DirecTV is a service we PAID FOR so why do we have to give up our privacy? We don’t. CANCELLED. While writing this, I noticed they recently changed their privacy policy and my first thought was, ‘They listened!’ Then I read it.  The keywords listed above are gone, but there’s this:

Web browsing and app information includes things like the websites you visit or mobile

apps you use, on or off our networks. It includes internet protocol addresses and URLs,

pixels, cookies and similar technologies, and identifiers such as advertising IDs and device

IDs. It can also include information about the time you spend on websites or apps, the links

or advertisements you see, search terms you enter, items identified in your online shopping

carts and other similar information.

Items in my online shopping cart? You mean DirecTV wants to know about the baby items I ordered as a gift to send me targeted advertising? No, thank you.

Next up, free apps! They need to make money so what are people giving up to use them? The best example I share with students is Snapchat. Do a quick search for some of the words mentioned above and check out section 3:

  • perpetual? ✔
  • irrevocable? ✔(irrevocably)
  • transferable? ✔
  • modify? ✔
  • publish? ✔ can delete your pictures or publish them without your permission. It is a jaw dropping moment for many. 

Free games. I used to enjoy mindlessly playing Harry Potter: Hogwarts Mystery on my iPad until the terms changed:
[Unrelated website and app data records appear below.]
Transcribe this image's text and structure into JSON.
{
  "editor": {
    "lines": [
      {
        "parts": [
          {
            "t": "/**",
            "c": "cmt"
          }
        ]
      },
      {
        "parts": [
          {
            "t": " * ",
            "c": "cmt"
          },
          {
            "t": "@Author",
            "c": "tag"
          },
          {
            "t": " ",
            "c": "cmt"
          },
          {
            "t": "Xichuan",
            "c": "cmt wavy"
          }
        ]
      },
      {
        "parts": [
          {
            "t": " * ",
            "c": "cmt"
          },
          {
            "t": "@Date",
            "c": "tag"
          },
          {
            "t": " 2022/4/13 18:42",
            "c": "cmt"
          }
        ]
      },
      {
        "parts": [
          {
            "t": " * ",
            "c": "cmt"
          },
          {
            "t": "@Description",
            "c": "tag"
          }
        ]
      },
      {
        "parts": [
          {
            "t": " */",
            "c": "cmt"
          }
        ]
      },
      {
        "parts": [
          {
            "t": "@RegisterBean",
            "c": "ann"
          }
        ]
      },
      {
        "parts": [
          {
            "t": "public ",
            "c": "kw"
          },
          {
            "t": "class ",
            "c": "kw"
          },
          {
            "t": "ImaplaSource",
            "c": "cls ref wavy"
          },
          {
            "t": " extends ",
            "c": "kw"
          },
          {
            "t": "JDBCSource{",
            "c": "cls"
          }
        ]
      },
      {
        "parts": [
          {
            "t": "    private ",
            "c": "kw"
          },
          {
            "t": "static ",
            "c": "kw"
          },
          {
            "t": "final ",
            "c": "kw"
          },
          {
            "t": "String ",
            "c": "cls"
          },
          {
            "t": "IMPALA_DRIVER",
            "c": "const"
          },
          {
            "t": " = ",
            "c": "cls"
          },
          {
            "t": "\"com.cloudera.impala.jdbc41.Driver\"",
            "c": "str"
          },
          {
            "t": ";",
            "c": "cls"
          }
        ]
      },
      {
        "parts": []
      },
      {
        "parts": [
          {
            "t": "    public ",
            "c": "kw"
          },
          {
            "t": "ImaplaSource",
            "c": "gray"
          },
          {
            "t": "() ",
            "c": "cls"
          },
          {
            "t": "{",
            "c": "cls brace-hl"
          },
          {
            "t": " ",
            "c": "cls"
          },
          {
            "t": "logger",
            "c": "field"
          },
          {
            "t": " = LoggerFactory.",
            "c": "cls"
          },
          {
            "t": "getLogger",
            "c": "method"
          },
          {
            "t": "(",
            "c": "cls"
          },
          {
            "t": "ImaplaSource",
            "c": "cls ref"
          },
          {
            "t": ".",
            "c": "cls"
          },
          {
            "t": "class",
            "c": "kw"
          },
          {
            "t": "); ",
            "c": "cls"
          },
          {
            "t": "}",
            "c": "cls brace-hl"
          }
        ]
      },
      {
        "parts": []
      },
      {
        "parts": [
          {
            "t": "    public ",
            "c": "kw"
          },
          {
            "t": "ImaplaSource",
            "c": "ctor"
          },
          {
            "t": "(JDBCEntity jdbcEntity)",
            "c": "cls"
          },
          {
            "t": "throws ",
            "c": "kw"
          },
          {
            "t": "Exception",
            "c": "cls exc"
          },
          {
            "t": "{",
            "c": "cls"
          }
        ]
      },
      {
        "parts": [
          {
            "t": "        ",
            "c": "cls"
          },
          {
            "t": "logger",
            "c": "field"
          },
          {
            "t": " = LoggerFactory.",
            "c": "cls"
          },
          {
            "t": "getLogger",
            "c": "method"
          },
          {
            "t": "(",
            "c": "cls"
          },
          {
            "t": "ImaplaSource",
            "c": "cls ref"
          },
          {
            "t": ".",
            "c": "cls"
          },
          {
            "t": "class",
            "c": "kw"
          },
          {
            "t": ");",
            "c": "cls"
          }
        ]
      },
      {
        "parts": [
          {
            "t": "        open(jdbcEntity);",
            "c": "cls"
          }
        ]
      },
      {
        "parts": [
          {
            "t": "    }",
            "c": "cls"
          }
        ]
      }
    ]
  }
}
https Data we receive when you use the Services: We also may collect the following Personal Data from our website or your device when you are using the Services or are navigating to the Services from other (third party) websites: certain information about your computer or mobile device including operating system, software version, Internet protocol (IP) address, user settings, MAC address, cookie identifiers, mobile carrier, mobile advertising and other unique identifiers, language, details about your browser, location information (including inferred location based off your IP address), Internet service provider, pages that you visit before, during and after using the Services, information about the links you click, and other information about how you use the Services. Information we collect may be associated with your account and the devices you use.

“…pages you visit before, during, and after using the Services.” !!!!!!!

Another point to consider is how you log into websites. Some allow you to log in with your Google or Microsoft account. I noticed that the Microsoft permissions were less intrusive than the Google permissions. Often, there is a line that the app permissions include being able to “permanently delete” all your files. Recently that seems to have changed, but still something to watch for.

(If you’ve seen similar intrusive permissions, we’d love to know. Comment below.)

Something to consider from Tools and Weapons by Brad Smith and Carol Ann Browne (#RecommendedRead):

but, as I learned from individuals ranging from senior generals to a West Point cadet, one can't graduate from an American military acad- emy without taking a course in ethics.29 The same is not yet true for computer science majors at many American universities.

Ethics should be taught in schools, and not just at the university level. Not everyone creating apps attends university and not all care about your privacy.

Another gem for keeping your information safe: Don’t make it so easy. If a website gives you the password reset question options for mother’s given name, pick your favorite cartoon character. They need to know that you know the answers to your security questions, but we fail to see why they need to know answers to questions that may be on credit card applications. Also from Tools and Weapons, hackers search emails for the word “password” which often contain your password.

And the next time you are prompted to change your password YET AGAIN and add special characters, respond with this link: Best practices for passwords updated after original author regrets his advice. 

Speaking of passwords, after all that doom and gloom, here’s something that might make you smile: